The Design Museum has just announced the opening date for 'REBEL: 30 years of London Fashion', which is set to open on 16 September 2023. This landmark collaboration with the British Fashion Council, sponsored by Alexander McQueen, will celebrate 30 years of their NewGen programme, an initiative that supports the best emerging fashion design talent. The show will be one of the most compelling contemporary fashion exhibitions ever staged in the UK, acknowledging the work of over 300 designers and featuring over 100 objects – from innovative and trailblazing garments to films, drawings and memorabilia. A few of the exuberant, rebellious and radical designs which you can expect to see:
Jetta Frost performing Lawrence Malstaf 's 'Shrink' at Trondheim kunstmuseum. 'Shrink' was first performed by Malstaf in 1995. The installation for the performance consists of two large, transparent plastic sheets and a device that gradually sucks the air out from between them, leavi g the body (in this case the artist himself) vacuum-packed and vertically suspended. The transparent tube inserted between the two surfaces allows the person inside the installation to regulate the flow of air. As a result of the increasing pressure between the plastic sheets, the surface of the packed body gradually freezes into multiple micro-folds. For the duration of the performance the person inside moves slowly and changes positions, which vary from the initial almost embryonic position.

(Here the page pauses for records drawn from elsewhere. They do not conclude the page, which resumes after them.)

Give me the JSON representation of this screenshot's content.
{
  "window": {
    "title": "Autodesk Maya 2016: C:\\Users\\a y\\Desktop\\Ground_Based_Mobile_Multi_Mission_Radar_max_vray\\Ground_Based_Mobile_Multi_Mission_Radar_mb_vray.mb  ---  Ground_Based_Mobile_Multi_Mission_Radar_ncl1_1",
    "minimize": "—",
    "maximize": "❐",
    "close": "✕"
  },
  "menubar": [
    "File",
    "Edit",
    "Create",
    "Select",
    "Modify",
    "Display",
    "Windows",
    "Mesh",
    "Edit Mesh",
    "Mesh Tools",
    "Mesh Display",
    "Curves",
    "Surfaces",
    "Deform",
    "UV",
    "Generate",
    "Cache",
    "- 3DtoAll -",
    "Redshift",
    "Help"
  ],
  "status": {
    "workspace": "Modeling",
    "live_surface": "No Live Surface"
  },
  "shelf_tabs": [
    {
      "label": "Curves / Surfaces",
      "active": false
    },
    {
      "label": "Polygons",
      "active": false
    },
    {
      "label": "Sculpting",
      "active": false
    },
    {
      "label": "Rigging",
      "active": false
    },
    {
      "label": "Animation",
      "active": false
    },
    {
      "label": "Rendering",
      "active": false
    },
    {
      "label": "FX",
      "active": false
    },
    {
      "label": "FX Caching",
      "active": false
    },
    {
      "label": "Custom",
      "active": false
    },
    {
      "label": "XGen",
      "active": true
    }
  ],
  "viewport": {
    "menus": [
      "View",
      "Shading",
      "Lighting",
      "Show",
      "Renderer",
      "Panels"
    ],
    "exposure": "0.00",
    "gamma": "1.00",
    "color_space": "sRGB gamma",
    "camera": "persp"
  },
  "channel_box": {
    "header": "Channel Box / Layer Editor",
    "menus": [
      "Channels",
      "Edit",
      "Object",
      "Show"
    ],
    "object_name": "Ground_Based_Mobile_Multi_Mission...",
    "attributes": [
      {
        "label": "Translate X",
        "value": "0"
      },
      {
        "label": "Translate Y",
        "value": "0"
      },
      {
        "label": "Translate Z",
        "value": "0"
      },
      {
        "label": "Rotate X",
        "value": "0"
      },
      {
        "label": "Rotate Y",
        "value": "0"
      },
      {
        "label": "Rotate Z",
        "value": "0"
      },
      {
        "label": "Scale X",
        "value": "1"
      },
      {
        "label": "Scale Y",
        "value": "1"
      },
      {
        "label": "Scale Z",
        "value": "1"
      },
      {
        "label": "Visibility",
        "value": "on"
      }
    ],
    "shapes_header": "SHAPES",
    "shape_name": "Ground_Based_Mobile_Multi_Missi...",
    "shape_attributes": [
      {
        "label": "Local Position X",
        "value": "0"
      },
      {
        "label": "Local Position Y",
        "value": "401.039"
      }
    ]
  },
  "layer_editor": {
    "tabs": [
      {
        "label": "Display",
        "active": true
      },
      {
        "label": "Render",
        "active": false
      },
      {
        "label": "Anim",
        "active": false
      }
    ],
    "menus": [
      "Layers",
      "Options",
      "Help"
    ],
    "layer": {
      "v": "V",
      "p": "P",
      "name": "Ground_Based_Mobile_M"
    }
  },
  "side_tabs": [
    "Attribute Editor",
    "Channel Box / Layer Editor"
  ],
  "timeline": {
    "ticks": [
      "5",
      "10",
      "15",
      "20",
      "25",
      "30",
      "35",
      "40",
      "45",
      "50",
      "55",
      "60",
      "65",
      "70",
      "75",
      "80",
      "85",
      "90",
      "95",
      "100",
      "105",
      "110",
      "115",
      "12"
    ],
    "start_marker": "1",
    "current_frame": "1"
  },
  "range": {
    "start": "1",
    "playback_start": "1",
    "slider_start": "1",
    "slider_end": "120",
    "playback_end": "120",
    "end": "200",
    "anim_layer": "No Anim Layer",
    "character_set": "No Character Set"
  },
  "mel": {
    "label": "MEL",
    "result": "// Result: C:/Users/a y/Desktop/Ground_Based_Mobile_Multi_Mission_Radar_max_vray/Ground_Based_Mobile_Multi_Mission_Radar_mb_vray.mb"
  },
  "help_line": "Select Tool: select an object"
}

Roman Signer activates his sand bucket sculpture at Malmö Konsthall. It is Signer’s first major solo exhibition in Sweden, featuring works and films from throughout his career, from the 1970s to the present day.
The work presented is called 'Sandsäule', which can be translated as “column of sand” in French. It had already been installed in 2008 at Galerie Martin Janda in Vienna, Austria.
The long-awaited International African American Museum (IAAM), more than two decades in the making, will celebrate its grand opening on the 24th June 2023, at the waterfront site that was the port of arrival for nearly half of all enslaved Africans brought to North America in the eighteenth and nineteenth centuries.
The museum is situated at Charleston Harbor, where the initiating shots of the Civil War were fired on the site of a former shipping pier known as Gadsden’s Wharf.
The museum is dedicated to telling their stories and celebrating the contributions of their descendants.
More info at: iaamuseum.org/